said, that one of the provisions of the Bill was that the coadjutor Bishop was to perform all the spiritual duties of the diocese at a remuneration of £2,000 a year. Now, if the work could be done for that sum, those who were agitating for an increase of the Episcopate would say that that increase could be easily effected by a redistribution of Episcopal revenues. Another objection he had to the Bill was that the coadjutor of either Archbishop, although the junior Bishop, would be placed at once above all the other Bishops of the province.
§ LORD LYTTELTON
hoped that, whatever was done, it would not be supposed that this Bill in any way touched the larger question of an increase of the Episcopate, the necessity for which, he trusted, would still be borne in mind.
§ THE DUKE OF SOMERSET
was understood to comment on those provisions of the Bill which relate to the payment to be made to a Bishop totally incapacitated for duty.
§ LORD REDESDALE
thought that on a matter of such importance they might give farther consideration to the subject, 147 and bring in a Bill free from the objections attending the present one.
THE ARCHBISHOP OF CANTERBURY

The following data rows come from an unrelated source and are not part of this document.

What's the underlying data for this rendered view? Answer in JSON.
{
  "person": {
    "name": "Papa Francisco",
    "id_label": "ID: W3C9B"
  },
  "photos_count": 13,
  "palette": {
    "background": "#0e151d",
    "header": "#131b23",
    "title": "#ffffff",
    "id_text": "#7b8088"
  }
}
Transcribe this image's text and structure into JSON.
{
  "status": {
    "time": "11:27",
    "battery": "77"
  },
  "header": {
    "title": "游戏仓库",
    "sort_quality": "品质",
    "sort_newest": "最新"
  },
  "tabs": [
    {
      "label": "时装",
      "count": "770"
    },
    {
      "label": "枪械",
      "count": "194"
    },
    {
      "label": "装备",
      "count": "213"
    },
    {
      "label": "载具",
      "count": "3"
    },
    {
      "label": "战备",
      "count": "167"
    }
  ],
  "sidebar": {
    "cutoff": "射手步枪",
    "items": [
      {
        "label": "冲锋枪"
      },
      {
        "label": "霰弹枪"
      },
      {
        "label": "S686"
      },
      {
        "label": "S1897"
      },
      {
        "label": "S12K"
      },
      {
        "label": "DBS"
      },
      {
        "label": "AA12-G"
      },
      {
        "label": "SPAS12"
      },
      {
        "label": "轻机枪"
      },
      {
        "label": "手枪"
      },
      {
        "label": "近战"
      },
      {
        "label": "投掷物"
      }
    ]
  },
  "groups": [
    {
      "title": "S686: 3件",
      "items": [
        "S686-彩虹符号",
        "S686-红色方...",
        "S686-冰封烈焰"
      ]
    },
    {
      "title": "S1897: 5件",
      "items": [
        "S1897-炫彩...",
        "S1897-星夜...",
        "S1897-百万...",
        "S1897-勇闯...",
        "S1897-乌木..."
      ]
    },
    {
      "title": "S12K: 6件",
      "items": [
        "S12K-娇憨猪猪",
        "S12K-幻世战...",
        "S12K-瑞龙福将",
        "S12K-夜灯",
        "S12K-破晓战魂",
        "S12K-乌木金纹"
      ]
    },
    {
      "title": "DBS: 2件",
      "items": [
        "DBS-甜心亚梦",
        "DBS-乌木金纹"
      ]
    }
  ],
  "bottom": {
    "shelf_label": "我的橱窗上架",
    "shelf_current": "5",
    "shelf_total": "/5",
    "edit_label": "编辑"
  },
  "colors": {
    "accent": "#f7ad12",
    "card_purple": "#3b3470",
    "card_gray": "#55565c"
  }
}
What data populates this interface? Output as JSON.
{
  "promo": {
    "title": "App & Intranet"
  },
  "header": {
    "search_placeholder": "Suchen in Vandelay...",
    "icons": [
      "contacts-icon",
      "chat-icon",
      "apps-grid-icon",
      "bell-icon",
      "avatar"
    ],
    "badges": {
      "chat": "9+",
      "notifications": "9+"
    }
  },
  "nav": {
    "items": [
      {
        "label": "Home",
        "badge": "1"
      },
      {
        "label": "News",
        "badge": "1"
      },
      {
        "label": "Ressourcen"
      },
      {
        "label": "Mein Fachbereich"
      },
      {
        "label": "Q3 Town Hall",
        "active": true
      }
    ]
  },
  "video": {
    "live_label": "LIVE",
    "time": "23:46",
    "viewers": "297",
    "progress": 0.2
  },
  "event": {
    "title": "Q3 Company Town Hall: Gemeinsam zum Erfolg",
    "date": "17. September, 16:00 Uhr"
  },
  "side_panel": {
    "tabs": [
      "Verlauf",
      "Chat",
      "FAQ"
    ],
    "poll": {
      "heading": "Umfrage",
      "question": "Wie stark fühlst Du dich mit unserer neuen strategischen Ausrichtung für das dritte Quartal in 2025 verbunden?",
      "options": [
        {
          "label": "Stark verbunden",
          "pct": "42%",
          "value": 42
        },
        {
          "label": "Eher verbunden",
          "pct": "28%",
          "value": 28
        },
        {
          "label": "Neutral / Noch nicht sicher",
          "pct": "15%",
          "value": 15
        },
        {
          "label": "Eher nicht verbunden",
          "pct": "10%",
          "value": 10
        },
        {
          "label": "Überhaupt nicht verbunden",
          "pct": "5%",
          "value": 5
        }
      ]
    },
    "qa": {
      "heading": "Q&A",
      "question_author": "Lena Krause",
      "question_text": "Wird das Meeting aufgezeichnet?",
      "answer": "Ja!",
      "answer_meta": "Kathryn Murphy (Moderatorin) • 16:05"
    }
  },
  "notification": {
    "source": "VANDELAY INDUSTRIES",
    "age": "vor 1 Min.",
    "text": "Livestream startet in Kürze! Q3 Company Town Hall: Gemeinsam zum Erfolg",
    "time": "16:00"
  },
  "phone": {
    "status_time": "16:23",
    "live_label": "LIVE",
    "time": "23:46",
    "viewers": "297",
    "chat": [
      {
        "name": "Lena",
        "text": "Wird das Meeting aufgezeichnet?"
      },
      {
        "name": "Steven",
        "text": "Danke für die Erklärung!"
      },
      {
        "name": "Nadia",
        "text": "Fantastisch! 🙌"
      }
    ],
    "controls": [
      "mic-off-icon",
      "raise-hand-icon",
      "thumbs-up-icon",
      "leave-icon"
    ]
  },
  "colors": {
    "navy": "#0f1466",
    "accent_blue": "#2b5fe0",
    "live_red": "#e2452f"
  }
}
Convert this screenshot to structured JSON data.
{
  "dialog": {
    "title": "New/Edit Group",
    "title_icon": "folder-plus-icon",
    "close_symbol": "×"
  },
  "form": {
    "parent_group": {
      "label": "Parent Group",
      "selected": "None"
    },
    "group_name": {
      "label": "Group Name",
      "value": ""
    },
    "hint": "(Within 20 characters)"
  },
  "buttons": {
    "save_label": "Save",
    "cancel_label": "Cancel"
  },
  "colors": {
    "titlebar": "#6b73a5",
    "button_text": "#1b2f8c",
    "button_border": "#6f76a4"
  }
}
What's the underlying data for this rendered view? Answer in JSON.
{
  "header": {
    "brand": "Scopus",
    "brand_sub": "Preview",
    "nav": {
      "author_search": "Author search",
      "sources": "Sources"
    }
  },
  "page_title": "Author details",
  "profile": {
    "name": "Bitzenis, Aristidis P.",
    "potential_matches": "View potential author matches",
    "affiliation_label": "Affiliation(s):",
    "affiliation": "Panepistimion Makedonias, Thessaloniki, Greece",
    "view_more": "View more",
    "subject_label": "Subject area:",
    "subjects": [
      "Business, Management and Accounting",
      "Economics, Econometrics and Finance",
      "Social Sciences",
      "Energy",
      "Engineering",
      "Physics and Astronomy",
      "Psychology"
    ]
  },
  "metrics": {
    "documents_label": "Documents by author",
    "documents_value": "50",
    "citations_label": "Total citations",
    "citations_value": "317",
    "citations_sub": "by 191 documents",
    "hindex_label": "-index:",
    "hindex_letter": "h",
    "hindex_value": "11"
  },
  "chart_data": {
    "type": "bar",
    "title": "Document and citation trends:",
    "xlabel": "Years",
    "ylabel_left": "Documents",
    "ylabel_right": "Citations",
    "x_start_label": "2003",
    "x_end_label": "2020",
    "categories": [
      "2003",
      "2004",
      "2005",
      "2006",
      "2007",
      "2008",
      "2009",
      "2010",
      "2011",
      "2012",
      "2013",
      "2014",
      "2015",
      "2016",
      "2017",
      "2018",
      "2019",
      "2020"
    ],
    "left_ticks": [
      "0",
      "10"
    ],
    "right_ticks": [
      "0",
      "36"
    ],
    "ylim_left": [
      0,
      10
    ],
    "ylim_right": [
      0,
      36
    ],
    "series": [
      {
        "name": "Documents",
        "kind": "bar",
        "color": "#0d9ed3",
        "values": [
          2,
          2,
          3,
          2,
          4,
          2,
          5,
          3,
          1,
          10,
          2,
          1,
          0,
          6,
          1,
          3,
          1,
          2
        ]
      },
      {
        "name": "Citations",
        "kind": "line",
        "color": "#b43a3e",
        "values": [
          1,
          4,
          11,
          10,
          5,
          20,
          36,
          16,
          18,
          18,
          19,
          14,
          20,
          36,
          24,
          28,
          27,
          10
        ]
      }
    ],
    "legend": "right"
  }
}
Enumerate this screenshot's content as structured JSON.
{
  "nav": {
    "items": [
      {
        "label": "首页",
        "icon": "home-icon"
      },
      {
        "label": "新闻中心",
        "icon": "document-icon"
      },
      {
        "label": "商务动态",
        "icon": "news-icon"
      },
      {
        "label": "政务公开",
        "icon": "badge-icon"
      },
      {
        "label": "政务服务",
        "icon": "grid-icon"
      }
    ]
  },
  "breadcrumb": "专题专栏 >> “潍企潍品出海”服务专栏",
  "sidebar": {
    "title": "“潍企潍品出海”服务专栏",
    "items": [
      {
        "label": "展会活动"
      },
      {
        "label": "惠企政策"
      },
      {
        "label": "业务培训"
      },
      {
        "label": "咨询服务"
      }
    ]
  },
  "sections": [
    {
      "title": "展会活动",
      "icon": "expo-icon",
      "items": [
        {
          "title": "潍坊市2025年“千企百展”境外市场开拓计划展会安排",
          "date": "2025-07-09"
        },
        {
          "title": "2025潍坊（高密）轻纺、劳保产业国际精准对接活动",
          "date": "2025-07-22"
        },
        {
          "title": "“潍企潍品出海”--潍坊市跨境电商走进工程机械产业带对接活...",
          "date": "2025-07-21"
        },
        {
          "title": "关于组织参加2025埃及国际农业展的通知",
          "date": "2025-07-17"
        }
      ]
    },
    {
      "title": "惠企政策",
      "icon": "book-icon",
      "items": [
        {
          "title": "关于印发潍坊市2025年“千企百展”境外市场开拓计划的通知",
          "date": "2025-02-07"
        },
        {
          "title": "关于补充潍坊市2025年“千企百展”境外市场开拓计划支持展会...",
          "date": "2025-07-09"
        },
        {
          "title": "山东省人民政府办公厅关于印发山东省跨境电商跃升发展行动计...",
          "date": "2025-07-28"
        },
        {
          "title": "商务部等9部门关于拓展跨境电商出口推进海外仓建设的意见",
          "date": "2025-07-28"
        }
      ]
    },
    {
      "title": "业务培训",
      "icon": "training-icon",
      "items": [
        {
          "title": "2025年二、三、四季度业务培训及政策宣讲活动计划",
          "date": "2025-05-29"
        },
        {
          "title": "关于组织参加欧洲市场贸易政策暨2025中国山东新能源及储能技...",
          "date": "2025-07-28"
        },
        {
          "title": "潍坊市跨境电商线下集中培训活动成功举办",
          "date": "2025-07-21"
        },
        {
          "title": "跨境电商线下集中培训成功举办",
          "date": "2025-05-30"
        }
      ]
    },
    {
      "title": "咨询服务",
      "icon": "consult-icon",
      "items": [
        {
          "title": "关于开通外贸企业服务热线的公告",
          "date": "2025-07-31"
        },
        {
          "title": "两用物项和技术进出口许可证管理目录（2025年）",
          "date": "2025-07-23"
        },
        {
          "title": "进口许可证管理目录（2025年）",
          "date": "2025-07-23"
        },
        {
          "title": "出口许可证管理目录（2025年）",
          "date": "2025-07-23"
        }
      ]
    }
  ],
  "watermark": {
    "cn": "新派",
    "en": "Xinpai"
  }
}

said, that every difficulty connected with so complicated a subject as this had been well weighed in the framing of this measure, which had been drawn by a skilful draftsman. It certainly was desirable that there should be the power of appointing an assistant or successor in the ease of a Bishop who was incapacitated from performing his duties, instead of the existing arrangement being continued. He did not believe that the arrangement respecting the emoluments provided by the Bill was open to the objection urged against it by the noble Earl. The emoluments were as nearly as possible divided between the outgoing and incoming Bishop; and though it was true in the case of a coadjutor being appointed the retiring Bishop received the larger share, yet it must be remembered that the maintenance of the episcopal residence devolved upon the retiring Bishop — who would also, no doubt, take considerable interest in the charities of the diocese. There were one or two further Amendments which he desired to see introduced. One of them, which was overlooked on the previous evening, was in the case of an Archbishop, whose strictly archiepiscopal duties ought not to devolve upon the coadjutor, but upon the Bishop senior in rank in the province—upon the Bishop of London in the case of the Archbishopric of Canterbury, and upon the Bishop of Durham in the case of the Archbishopric of York. With, the Amendments that he proposed he believed that the Bill would work well, and no one could deny that a strong necessity existed for some such measure.
§ Further Amendments made; Bill to be read 3a To-morrow; and to be printed as amended. (No. 201.)